The opening scene of “Beast” shows one of these poacher hunts on the preserve at night. Viewers later find out that the poacher’s leader is a generic villain named Kees (played by Martin Munro), who goes with a group of native South Africans for these illegal hunting activities. In this opening scene, the killer lion goes on the attack. Later, it’s shown that the lion has gone on a rampage and killed several local villagers who have nothing do to with the poachers.
Why is this lion attacking every human in sight? It’s against a lion’s nature to attack, unless it’s to eat or in self-defense from being provoked. The lion is killing people but not eating them. Martin, who is the safari guide for the Samuels family, suddenly acts like a lion psychologist, and announces that the lion must be out for revenge because the poachers killed members of the lion’s pride.
You can easily guess the rest of what happens in this movie. And sure enough: Nate, Mare, and Norah find themselves trapped in a Jeep after the lion suddenly attacks them in the vehicle. Mare takes the wheel of the car, crashes it in a state of panic, and the vehicle is then unable to start. Meanwhile, Martin, who has been communicating with them by walkie talkie, tells the family that he’s been attacked by the lion. The attack has resulted in Martin’s right leg being severely injured, and he’s losing a critical amount of blood that could soon lead to his death if he doesn’t get medical help.
The rest of “Beast” is an unsurprising back-and-forth battle between the lion and the humans. The people who die and survive are exactly whom you think will die and survive. Although “Beast” has some stunning landscape cinematography, and the cast members give adequate performances, all of it is not enough to overcome the idiotic things that happen in this substandard movie.
In the production notes for “Beast,” producer Will Packer said he wanted to make “Beast” like “‘Cujo’ with a lion.” The 1983 horror film “Cujo,” which is based on Stephen King’s 1981 novel of the same name, is about a woman trapped in a car with her son while a rabid St. Bernard named Cujo is nearby. Considering that the “Cujo” movie failed to impress enough movie audiences and critics to be a major hit, that’s all you need to know about how low the standards are for “Beast.”
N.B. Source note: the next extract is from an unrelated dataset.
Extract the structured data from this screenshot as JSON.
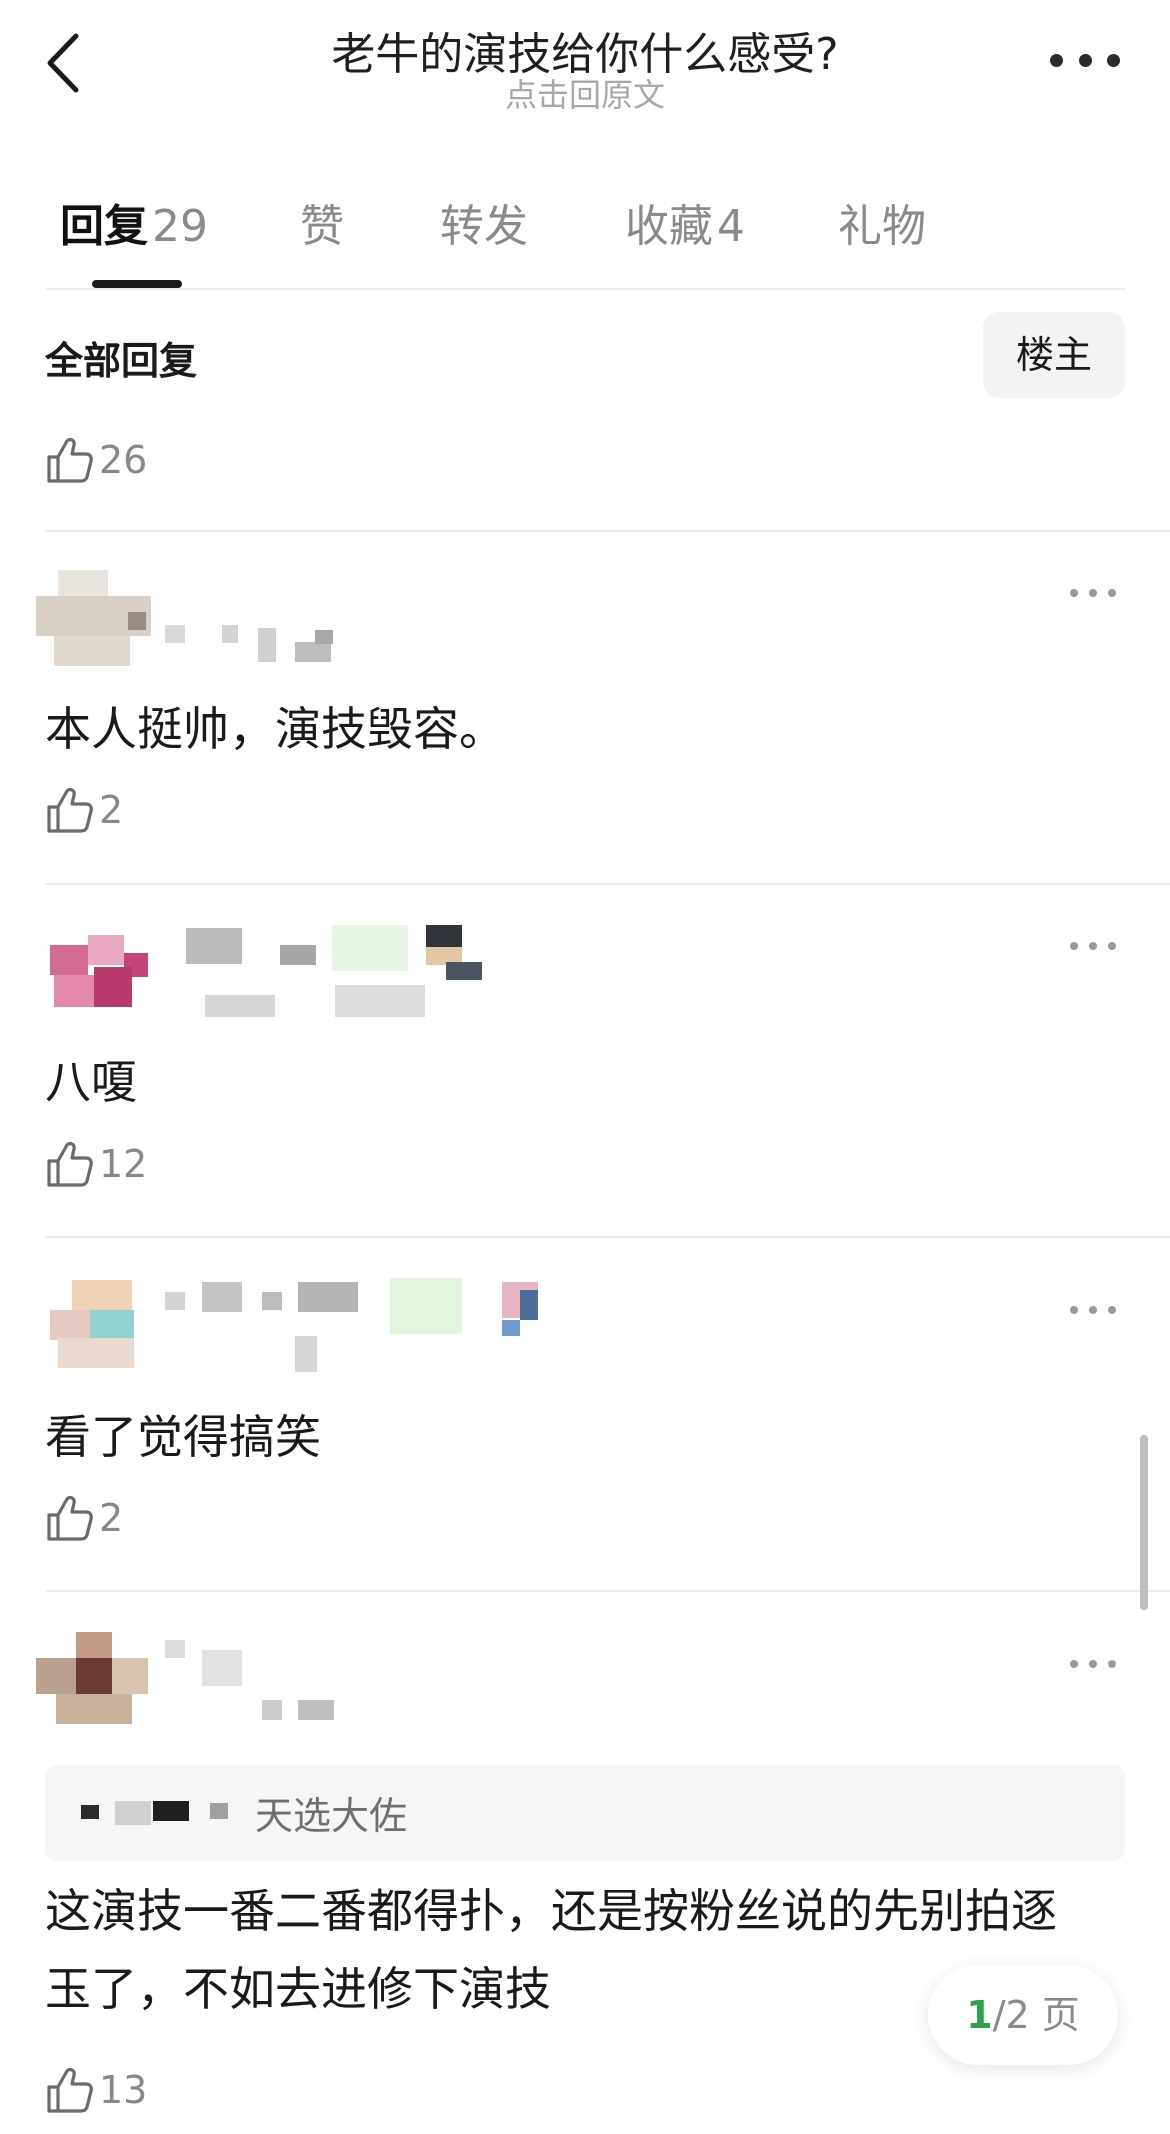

Universal Pictures will release “Beast” in U.S. cinemas on August 19, 2022.